METHODS - We reexamined the parathyroid glands from 402 patients with sporadic primary hyperparathyroidism (SPHPT) who underwent initial IPM-guided parathyroidectomies. Operative findings and outcome were correlated with histopathology of excised glands. Operative success was eucalcemia for >or=6 months and recurrence of hypercalcemia/high PTH after successful parathyroidectomy.
RESULTS - Of 402 patients, 384 had 1 gland excised resulting in operative success; hyperplasia was diagnosed in 244 of the 384 (64%), with only 2 developing recurrence. Of the 384 patients, 140 (37%) had adenomas with 1 late recurrence. There were 18 patients with MGD (14 hyperplasias, 4 adenomas). There were 5 failures with hyperplasia predicting MGD. Histopathology was incorrect in predicting the number of glands involved in 249 of 402 (62%) patients, and IPM was incorrect in only 13 (3%).
CONCLUSION - Histopathology of excised abnormal parathyroid glands does not predict the secretory function of the remaining parathyroid glands left in situ. IPM guided parathyroidectomy accurately based on function alone; however, histopathology was inaccurate in predicting MGD and should not be used to guide parathyroidectomy in patients with SPHPT.
0 Communities
1 Members
0 Resources
11 MeSH Terms
Primary hyperparathyroidism.
Rodgers SE, Lew JI, Solórzano CC
(2008) Curr Opin Oncol 20: 52-8

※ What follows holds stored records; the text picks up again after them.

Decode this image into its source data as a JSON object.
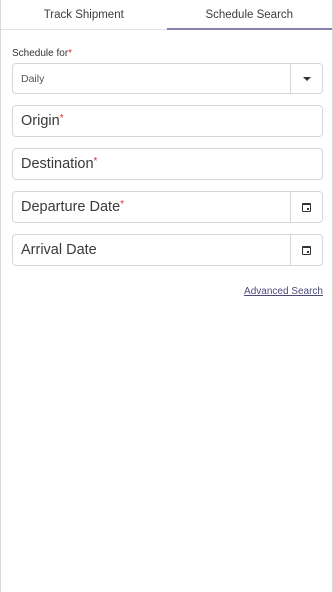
{
  "tabs": [
    {
      "label": "Track Shipment"
    },
    {
      "label": "Schedule Search"
    }
  ],
  "form": {
    "schedule_label": "Schedule for",
    "required_mark": "*",
    "schedule_value": "Daily",
    "origin_label": "Origin",
    "destination_label": "Destination",
    "departure_label": "Departure Date",
    "arrival_label": "Arrival Date",
    "advanced_link": "Advanced Search"
  },
  "active_tab": "Schedule Search",
  "colors": {
    "accent": "#8a7fae",
    "required": "#e02f2f",
    "link": "#4d4a7a"
  }
}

MeSH Terms: Humans, Hyperparathyroidism, Primary, Minimally Invasive Surgical Procedures, Monitoring, Intraoperative, Parathyroid Glands, Parathyroid Neoplasms, Parathyroidectomy, Radiography, Treatment Outcome

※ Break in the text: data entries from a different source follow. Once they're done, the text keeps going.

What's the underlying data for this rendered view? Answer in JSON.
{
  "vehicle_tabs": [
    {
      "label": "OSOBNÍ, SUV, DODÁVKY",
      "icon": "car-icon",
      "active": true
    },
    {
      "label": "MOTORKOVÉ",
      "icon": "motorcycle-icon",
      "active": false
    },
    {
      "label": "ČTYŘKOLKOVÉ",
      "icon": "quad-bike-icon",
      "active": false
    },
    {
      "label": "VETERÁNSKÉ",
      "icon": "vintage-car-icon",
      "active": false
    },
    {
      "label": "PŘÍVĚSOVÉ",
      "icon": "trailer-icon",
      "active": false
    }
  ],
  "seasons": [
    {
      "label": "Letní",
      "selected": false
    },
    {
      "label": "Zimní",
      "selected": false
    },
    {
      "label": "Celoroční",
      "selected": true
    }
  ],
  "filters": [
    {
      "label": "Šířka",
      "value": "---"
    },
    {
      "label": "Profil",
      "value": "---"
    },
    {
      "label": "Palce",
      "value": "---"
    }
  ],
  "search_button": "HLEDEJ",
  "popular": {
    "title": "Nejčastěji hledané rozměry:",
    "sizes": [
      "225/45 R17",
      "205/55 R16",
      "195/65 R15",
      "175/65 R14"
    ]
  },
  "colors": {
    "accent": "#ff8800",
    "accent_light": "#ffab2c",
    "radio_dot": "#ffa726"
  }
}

Show Abstract · Added March 5, 2014
PURPOSE OF REVIEW - This article reviews the diagnosis and treatment of primary hyperparathyroidism, including recent literature on the subject.
RECENT FINDINGS - Important recent advancements in the field of parathyroid disease include improvements in preoperative localization, the use of intraoperative parathyroid hormone monitoring, and the development of minimally invasive and videoscopic surgical techniques. Additionally, there has been significant interest in better understanding the clinical changes and presentation of sporadic primary hyperparathyroidism, including the assessment of neurocognitive symptoms before and after surgery. This has led to a change in the definition of the 'asymptomatic patient' and altered the criteria used to trigger surgical intervention.
SUMMARY - Although the cause of primary hyperparathyroidism is still poorly understood, surgical parathyroidectomy results in long-term cure in greater than 95% of cases. Improvements in our understanding of this disease continue to make diagnosis and treatment safer and more effective.
0 Communities
1 Members
0 Resources
9 MeSH Terms